Courtesy Photo

Freedom Hooves volunteer training

10 a.m. to 1 p.m., Saturday, April 27

Freedom Hooves facility, 900 Johnson Road

An additional training is scheduled for May 21. For more information, call 970-701-9085.

At Freedom Hooves Therapeutic Riding of Northwest Colorado, it’s hard to say who is being helped more: the participants or the volunteers.

The program is marking its seventh year in Moffat County and is kicking off the season with a volunteer training Saturday, April 27, welcoming both new and experienced volunteers.

“People might think the only people we help are the clients, but volunteering can help you so much. You learn so much about the animals and you learn people skills, which is something I didn’t expect,” said 14-year-old Kendra Eike, who has been volunteering with Freedom Hooves for five years.

The organization serves a wide range of people in Northwest Colorado, from individuals with developmental and physical disabilities to those suffering from depression and mental illness to seniors, veterans, families and at-risk youth. Program offerings are diverse — serving about 50 participants in 2018 — as are volunteer opportunities.

“Everything is new every single day, you just kind of jump in and do whatever needs doing. It definitely isn’t boring,” said Eike, who often spends four or five days a week volunteering in the summertime even when she’s only scheduled for two.

Enthusiasm for the new season, which runs from May through October, is palpable as the organization welcomes two new leaders to the helm: new executive director Connie Sue Ellis, who has been deeply involved with the organization since its inception and owns the facility that hosts the program, and program director Talisha Christiansen.

Hailing from California, Christiansen brings many years of experience riding and working with horses as well as a degree in equine behavior and training from Utah State University.
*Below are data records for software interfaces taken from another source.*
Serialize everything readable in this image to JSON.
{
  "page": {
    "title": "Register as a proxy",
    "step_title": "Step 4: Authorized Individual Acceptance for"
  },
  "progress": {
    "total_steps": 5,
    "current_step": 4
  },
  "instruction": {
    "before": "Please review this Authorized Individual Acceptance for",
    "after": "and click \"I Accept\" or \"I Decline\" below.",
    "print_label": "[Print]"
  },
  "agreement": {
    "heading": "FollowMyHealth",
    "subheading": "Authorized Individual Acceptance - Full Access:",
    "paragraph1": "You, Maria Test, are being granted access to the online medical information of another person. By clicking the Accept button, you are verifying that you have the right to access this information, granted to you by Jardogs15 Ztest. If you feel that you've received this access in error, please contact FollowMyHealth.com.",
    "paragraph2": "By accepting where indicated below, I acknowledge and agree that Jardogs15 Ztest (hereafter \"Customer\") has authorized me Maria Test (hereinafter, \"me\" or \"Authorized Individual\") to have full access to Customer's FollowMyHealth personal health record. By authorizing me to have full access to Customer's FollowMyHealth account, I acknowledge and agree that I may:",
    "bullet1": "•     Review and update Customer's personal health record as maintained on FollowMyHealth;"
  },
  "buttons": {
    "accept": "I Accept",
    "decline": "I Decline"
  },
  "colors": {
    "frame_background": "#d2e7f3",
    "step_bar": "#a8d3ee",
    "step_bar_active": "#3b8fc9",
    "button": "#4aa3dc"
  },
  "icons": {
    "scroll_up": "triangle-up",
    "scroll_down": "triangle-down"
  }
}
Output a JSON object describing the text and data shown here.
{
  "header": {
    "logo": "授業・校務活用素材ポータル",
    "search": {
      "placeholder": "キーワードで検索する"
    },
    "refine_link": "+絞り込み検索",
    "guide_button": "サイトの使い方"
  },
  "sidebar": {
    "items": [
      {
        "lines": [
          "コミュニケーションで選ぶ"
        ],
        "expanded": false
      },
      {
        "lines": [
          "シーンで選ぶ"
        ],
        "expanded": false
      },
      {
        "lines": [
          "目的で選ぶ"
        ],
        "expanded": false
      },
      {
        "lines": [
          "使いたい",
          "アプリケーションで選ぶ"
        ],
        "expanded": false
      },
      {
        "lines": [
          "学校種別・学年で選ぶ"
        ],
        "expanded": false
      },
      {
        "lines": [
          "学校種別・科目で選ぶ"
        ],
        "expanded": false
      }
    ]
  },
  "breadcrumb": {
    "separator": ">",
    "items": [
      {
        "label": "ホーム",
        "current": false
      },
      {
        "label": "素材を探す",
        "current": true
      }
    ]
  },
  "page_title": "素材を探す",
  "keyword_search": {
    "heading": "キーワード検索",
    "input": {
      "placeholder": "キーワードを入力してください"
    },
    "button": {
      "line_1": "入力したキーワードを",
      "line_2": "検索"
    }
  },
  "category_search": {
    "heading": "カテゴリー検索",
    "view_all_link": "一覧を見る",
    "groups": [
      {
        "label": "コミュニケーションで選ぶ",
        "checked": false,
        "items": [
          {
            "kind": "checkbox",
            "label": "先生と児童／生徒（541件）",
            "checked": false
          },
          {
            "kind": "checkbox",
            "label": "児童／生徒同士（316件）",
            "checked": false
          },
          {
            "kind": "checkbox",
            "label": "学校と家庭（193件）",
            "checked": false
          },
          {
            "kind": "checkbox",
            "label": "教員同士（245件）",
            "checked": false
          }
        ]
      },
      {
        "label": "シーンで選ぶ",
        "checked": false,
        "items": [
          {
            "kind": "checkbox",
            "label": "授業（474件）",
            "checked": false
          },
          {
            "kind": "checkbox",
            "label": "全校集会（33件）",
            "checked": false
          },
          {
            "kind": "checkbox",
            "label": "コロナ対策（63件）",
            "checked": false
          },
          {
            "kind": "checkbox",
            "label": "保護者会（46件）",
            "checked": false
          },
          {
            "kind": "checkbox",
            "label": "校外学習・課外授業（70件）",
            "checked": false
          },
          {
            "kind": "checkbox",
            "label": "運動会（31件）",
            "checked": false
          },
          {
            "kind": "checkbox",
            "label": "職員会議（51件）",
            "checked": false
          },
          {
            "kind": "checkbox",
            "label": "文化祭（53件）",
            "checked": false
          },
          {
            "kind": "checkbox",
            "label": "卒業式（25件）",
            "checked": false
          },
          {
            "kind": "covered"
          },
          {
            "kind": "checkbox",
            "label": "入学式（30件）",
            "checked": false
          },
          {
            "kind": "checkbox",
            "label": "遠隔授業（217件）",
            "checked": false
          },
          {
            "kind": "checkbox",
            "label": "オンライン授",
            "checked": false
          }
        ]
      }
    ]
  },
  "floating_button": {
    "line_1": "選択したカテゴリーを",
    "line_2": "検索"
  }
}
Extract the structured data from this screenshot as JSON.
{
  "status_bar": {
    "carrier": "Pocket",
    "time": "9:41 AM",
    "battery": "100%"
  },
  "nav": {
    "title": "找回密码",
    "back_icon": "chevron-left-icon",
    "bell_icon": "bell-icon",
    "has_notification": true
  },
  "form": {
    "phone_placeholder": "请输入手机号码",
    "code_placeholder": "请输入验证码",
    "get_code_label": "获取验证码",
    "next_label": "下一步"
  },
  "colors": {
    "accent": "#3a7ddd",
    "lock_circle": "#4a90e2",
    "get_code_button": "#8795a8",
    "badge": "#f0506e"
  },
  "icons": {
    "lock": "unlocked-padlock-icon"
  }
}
“The pieces fell in place when I came out and met Connie and the board, and I fell in love with it,” Christiansen said. “In my family and in my home we grew up doing service, it’s part of what I love and how I interact with people. I was really happy to be able to put the two things together with horses and service. And to see how well they do that out here is really awesome and inspiring.”

After only a week on the job, Christiansen, who will also serve as a riding instructor in the ring, has discovered a great love for working with individual participants and helping them to meet their needs and goals.

The training runs from 10 a.m. to noon Saturday includes hands-on training on how to lead or walk alongside a horse in support of participants on horseback. A Q&A session follows. Volunteer duties range from assisting riders in the ring to helping with grooming, mucking stalls, organizing fundraisers, and a variety of other needs.

An additional training is scheduled for May 21.

“It takes as many as three volunteers per participant for some of our participants” in addition to the instructor and assistant in the ring, Ellis said. “It takes a team to provide services for even just one participant.”

The organization had about 50 volunteers last year — logging more than 5,000 hours collectively — and hopes to recruit at least as many this year, Ellis said. Volunteers typically help out a few hours a week, though some may volunteer as little as one hour and others many more.

“I think we’re out there four or five days per week,” said Cathy Pearson, Freedom Hooves’ 2018 Volunteer of the Year.

Pearson’s son participates in the Ranch Hand Program designed for youth overcoming challenges, teaching them both important job and life skills as well as horsemanship.

“It’s really a very positive experience… It’s been a great confidence booster for myself and my son,” Pearson said.

As for what she finds most rewarding, “it’s working with the clients and seeing the joy that it brings them, or hearing the first words from kids that have autism or the first time they will look at somebody.”

All volunteers, new and old, must attend at least one training every year. Curious community members are welcome to attend on Saturday, and are also invited to drop in on weekly Tuesday night trainings for therapy horses.

“Our volunteers are everyone from retired community members to young people. There’s a job for everyone in our volunteer group,” Ellis said.

Support Local Journalism

Support Local Journalism

Readers around Craig and Moffat County make the Craig Press’ work possible. Your financial contribution supports our efforts to deliver quality, locally relevant journalism.

Now more than ever, your support is critical to help us keep our community informed about the evolving coronavirus pandemic and the impact it is having locally. Every contribution, however large or small, will make a difference.

Each donation will be used exclusively for the development and creation of increased news coverage.

For tax deductible donations, click here.

Start a dialogue, stay on topic and be civil.
If you don't follow the rules, your comment may be deleted.

User Legend: iconModerator iconTrusted User